Another phone call. Another author who is frustrated confused and stressed out. Another author who step into publishing without wearing the “author beware” hat.
“I’ve been taken.”
“My book looks awful.”
“The publisher hasn’t delivered on anything it promised.”
“There are too many hidden charges.”
“I’m not getting paid.”
“I thought this was a reputable publisher.”
“I’ve been screwed …”
Look in the mirror. Did you really check out the company? Did you go to Google and put in its name, then “problems,” “complaints” or “scams” after its name? Did you do your homework?
Some authors who get caught in the publishing maze think it’s insane. It’s not really insanity for the author—unless the author keeps repeating the same thing over and over again.
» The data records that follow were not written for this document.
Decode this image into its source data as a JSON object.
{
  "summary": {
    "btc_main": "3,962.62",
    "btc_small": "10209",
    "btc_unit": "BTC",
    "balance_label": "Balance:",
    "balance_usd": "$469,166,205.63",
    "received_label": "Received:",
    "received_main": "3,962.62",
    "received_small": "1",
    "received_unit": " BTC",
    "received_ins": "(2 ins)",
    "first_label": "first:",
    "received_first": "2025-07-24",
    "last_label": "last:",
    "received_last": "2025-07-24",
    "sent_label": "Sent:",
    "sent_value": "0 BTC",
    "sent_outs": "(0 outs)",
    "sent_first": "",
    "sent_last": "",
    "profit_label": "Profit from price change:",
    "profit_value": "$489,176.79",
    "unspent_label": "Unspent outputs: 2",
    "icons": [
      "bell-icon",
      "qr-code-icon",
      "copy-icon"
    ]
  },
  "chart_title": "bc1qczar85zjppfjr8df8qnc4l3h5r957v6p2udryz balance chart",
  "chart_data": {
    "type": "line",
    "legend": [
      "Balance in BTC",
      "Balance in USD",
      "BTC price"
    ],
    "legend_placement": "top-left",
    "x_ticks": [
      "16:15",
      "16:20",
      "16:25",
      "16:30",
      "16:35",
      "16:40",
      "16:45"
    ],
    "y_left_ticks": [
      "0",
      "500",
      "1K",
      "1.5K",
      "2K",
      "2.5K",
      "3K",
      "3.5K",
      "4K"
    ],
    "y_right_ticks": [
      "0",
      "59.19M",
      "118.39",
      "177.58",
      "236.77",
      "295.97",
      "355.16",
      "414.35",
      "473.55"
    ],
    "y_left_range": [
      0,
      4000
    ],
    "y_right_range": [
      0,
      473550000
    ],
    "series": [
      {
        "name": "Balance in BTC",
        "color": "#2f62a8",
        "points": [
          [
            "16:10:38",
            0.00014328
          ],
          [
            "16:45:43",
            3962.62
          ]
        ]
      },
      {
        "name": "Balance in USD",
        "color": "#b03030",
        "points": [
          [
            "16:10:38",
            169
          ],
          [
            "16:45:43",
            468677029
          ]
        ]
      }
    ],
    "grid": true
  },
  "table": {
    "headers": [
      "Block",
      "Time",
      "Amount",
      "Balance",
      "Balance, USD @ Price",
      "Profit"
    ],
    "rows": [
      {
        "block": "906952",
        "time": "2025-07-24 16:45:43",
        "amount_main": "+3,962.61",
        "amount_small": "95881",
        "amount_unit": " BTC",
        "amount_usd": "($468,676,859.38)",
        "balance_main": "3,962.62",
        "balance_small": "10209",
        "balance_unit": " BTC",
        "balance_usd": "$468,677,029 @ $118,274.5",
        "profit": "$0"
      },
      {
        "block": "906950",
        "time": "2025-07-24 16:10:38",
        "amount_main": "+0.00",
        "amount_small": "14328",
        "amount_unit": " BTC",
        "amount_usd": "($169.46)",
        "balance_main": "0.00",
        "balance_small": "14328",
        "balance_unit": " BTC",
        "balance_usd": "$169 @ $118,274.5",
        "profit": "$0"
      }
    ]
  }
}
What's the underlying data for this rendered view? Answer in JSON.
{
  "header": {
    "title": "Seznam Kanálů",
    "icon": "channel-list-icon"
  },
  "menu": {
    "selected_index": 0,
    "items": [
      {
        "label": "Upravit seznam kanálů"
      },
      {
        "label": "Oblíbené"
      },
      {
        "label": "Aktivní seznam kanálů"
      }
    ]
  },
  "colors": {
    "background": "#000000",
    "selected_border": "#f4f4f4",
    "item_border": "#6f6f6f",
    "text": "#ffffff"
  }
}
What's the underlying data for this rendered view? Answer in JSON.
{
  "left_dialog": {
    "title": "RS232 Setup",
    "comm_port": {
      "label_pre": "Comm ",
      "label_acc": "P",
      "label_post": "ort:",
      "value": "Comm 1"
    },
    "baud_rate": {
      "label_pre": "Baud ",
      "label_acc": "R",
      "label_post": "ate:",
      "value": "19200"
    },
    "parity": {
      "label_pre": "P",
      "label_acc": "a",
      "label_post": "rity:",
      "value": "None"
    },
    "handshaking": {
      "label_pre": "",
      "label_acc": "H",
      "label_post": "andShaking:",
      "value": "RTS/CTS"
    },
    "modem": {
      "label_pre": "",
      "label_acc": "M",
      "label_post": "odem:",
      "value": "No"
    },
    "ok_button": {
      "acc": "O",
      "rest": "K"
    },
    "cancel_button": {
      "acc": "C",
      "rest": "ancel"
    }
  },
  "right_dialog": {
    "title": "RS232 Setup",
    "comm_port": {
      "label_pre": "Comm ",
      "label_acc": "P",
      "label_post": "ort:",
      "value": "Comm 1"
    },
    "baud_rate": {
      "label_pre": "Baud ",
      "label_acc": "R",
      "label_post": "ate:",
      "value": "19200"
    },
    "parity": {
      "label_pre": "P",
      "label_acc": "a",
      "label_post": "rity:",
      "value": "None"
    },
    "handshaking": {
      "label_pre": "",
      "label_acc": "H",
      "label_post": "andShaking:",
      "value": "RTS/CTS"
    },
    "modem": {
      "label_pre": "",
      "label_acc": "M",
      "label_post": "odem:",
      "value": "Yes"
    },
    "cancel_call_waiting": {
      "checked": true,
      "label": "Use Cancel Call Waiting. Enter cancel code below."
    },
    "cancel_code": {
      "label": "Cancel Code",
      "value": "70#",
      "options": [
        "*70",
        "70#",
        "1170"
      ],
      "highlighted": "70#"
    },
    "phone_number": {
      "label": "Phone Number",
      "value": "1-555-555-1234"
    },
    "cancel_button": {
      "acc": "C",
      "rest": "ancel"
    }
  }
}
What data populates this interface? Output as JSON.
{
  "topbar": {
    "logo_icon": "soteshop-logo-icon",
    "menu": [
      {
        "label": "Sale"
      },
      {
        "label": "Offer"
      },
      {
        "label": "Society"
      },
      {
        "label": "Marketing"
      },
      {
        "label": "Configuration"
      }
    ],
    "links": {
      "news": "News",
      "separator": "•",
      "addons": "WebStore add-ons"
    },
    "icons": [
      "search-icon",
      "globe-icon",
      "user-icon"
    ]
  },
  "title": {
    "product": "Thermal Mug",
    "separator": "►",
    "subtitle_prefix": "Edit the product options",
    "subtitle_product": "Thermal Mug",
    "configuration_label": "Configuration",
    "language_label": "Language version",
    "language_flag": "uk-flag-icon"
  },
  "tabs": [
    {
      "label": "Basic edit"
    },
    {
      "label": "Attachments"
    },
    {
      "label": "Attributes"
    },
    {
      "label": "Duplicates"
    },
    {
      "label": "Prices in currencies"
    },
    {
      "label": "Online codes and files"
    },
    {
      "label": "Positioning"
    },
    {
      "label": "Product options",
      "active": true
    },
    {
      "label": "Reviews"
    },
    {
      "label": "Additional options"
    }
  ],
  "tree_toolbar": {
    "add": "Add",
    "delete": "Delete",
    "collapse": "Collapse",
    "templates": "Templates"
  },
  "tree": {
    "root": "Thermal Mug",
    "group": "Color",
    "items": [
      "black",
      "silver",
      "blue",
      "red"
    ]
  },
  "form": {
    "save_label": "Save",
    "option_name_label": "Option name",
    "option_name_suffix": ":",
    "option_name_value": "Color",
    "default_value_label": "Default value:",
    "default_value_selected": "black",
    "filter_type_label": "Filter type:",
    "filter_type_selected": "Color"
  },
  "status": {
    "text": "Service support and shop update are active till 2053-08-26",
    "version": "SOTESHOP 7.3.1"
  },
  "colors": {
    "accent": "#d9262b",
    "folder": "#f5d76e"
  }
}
It is insanity that these “publishing professionals” keep doing the same thing over and over—taking advantage, misrepresenting and basically delivering the shaft to the naïve and vulnerable author-to-be.
Before you jump into the publishing boat, clearly understand that there are differences. If you go the vanity route or the pay-to-publish route or the subsidy route and that publisher uses its ISBN, you are not self-published. You are not independently published. Rarely will any legit reviewer give it the time of day if the vanity/subsidy/pay-to-publish imprint is on your book.
Why is there a stigma associated with this crowd? How about editing?—in 99 percent of the publishing cases, editing in non-existent. The cover is a cut and paste job and the interior designs are one of maybe three templates—all a bit like vanilla, vanilla and more vanilla. And, they usually look blah in the outcome.
You have paid someone/something to publish your book. Do you thing they really, really care about your book? Guess again … what they care about is your check book … or your credit card.
To create a legitimate book, one that looks good, reads well and has integrity about it, you don’t need someone else’s name as the publisher. You can self and independent publish—the goal is to have a well-done book. Have some fun, create a publishing name that has a little pop (don’t use your name). Learn the dollars and sense of publishing. Get educated. Then publish.
Selling the book … that’s where a savvy marketing plan comes into play. And you, dear author, are going to be the one that funds it. Don’t expect a publisher to…that’s the very long ago, good old days.